◆ PROBLEM DETAILS:
All lines in the entries below that hold "label" make up the answer.

=-=-=

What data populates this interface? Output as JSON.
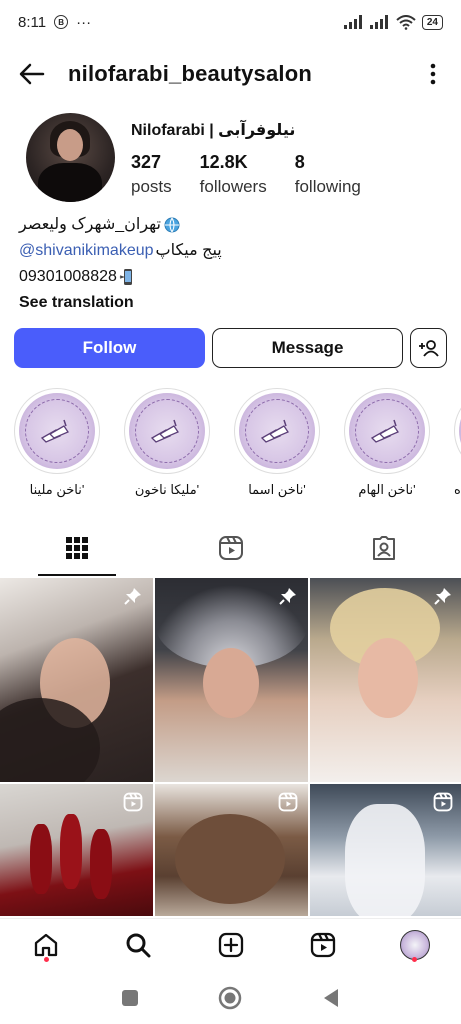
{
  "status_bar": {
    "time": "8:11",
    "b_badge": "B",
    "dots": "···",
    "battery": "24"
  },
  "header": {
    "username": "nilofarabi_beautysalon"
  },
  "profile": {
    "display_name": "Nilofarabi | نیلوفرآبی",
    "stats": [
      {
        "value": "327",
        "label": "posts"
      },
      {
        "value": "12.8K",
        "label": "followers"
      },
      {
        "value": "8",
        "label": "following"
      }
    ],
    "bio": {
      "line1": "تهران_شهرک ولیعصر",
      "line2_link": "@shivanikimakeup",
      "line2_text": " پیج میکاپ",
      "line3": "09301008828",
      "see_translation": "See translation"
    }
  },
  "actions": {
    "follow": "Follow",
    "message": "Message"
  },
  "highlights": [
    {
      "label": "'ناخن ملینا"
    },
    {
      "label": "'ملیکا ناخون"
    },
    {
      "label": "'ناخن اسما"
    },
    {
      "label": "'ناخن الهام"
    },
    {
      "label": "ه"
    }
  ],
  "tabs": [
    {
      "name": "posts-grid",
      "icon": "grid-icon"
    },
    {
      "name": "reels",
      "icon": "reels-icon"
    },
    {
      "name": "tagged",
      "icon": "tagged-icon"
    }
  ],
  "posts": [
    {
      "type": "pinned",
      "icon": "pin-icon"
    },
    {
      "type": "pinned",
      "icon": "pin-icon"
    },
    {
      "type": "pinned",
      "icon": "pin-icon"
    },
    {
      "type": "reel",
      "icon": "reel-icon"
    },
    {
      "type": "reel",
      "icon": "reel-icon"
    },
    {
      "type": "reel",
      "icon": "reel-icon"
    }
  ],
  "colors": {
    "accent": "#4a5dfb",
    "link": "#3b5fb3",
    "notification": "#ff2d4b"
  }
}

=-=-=

◆ ANSWER TO THIS EXERCISE:
        "label": "posts"
        "label": "followers"
        "label": "following"
      "label": "'ناخن ملینا"
      "label": "'ملیکا ناخون"
      "label": "'ناخن اسما"
      "label": "'ناخن الهام"
      "label": "ه"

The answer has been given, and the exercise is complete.